Yes, it's historical, yes it is featured in news and films, but it is actually just a big square, and in the summer, a big hot scorching square...best place to suntan within the 2nd ring road...haha
Tiananmen square is by far the most famous square in China and is surrounded by the most important state buildings and national landmarks. For this reason, a visit is a must, especially during the celebrated flag raising each day at dawn.
The Chairman Mao Memorial Hall provides is a unique experience, but be very wary of pickpockers. A free ticket to see the body of Mao can end up costing thousands of dollars in lost passports and money. The area has the best pickpocketers in China.
Tiananmen Square is located right next to the Forbidden City and just about every tour group to Beijing visits here. The square is not that impressive to me but it has a long history...much of which is censored by the government (shhhh...). The Maosoleum is in the middle of the square and in my opinion is kind of creepy. The lines get really long (and it seems like none of the chinese people in line have ever seen white people because they all took pictures of us). When you walk in it's just a bunch of flowers...unassuming right? Go into the next room and Mao's body is lying in repose. Well they say it is his actually body but i'm not completely convinced since he died over 30 years ago.
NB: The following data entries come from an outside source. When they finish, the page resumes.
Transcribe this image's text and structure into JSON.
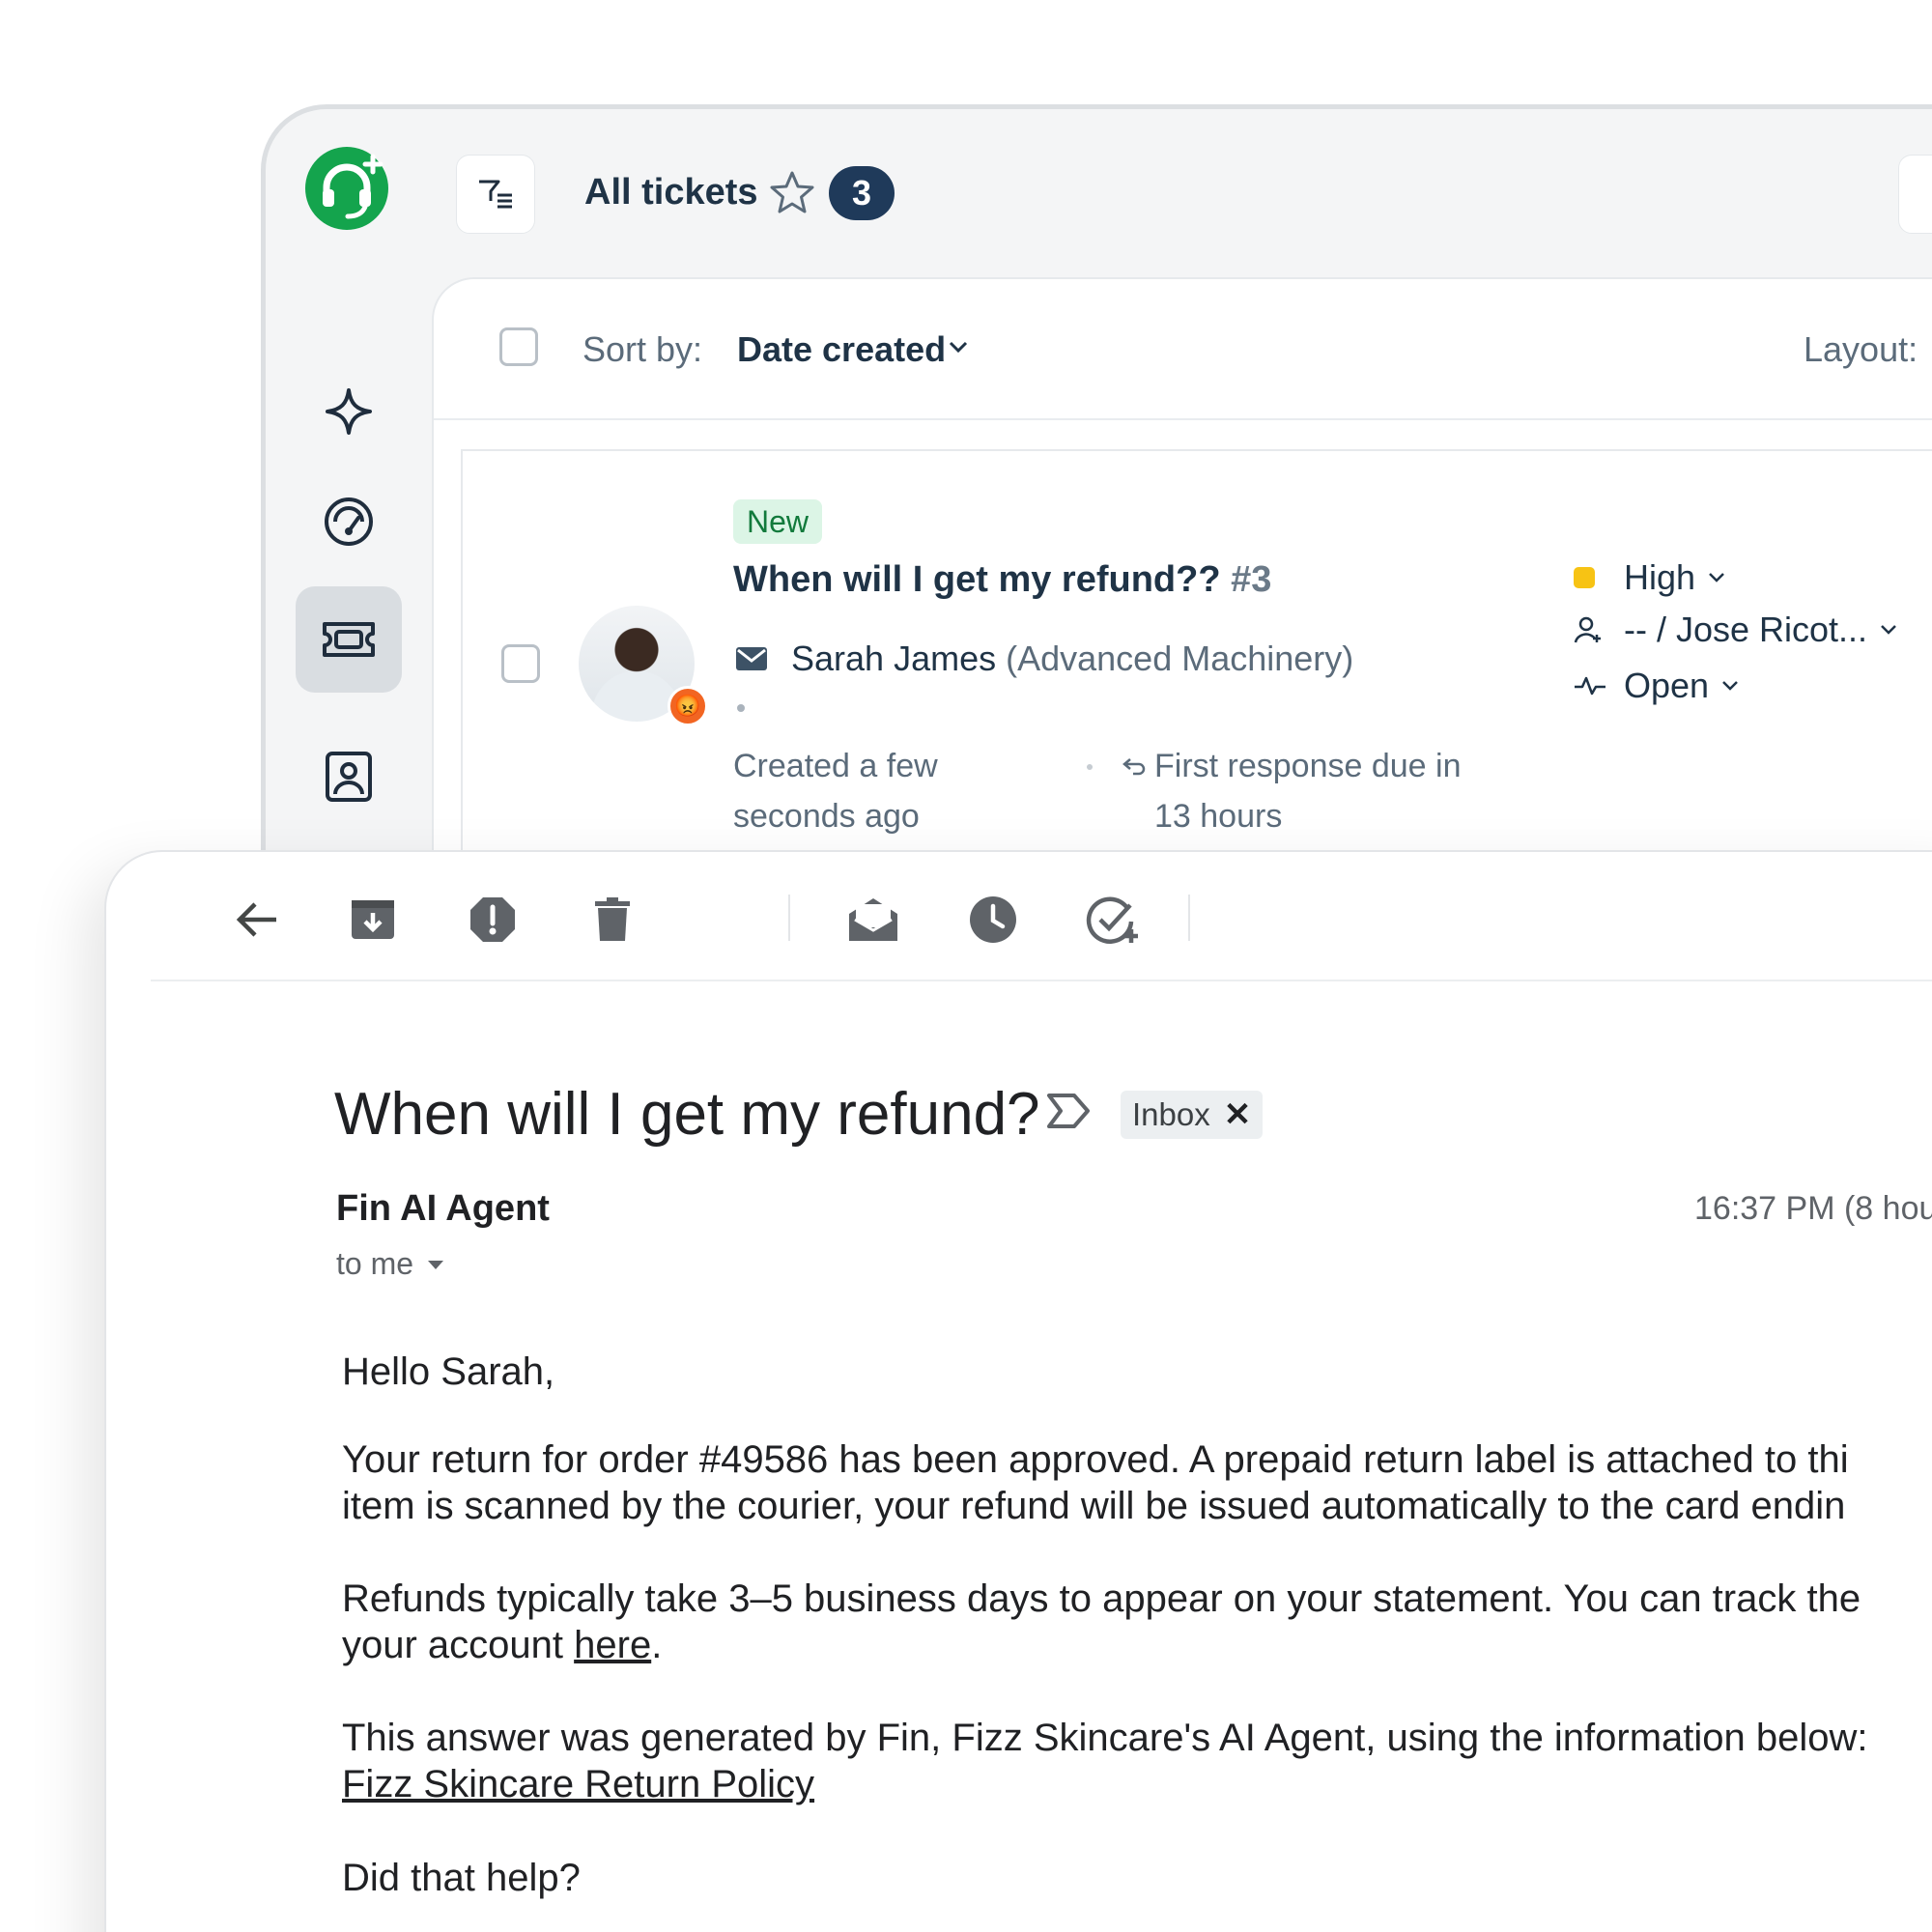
{
  "helpdesk": {
    "view_title": "All tickets",
    "ticket_count": "3",
    "sort_label": "Sort by:",
    "sort_value": "Date created",
    "layout_label": "Layout:",
    "ticket": {
      "status_badge": "New",
      "subject": "When will I get my refund??",
      "number": "#3",
      "requester_name": "Sarah James",
      "requester_company": "(Advanced Machinery)",
      "created_line1": "Created a few",
      "created_line2": "seconds ago",
      "due_line1": "First response due in",
      "due_line2": "13 hours",
      "priority": "High",
      "assignee": "-- / Jose Ricot...",
      "status": "Open"
    },
    "colors": {
      "brand_green": "#14a44d",
      "badge_navy": "#1f3a5a",
      "priority_yellow": "#f7c314",
      "new_badge_bg": "#dcf5e6"
    }
  },
  "email": {
    "subject": "When will I get my refund?",
    "label_chip": "Inbox",
    "label_remove": "✕",
    "sender": "Fin AI Agent",
    "time": "16:37 PM (8 hou",
    "recipient": "to me",
    "body": {
      "greeting": "Hello Sarah,",
      "p1_line1": "Your return for order #49586 has been approved. A prepaid return label is attached to thi",
      "p1_line2": "item is scanned by the courier, your refund will be issued automatically to the card endin",
      "p2_line1": "Refunds typically take 3–5 business days to appear on your statement. You can track the",
      "p2_line2_prefix": "your account ",
      "p2_link": "here",
      "p2_suffix": ".",
      "p3_line1": "This answer was generated by Fin, Fizz Skincare's AI Agent, using the information below:",
      "p3_link": "Fizz Skincare Return Policy",
      "closing": "Did that help?"
    }
  }
}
You can go and make you own judgment about it. Anyways, go with a guide if you want to go to the Maosoleum since you aren't allowed to take anything in with you and you can leave them with your belongings.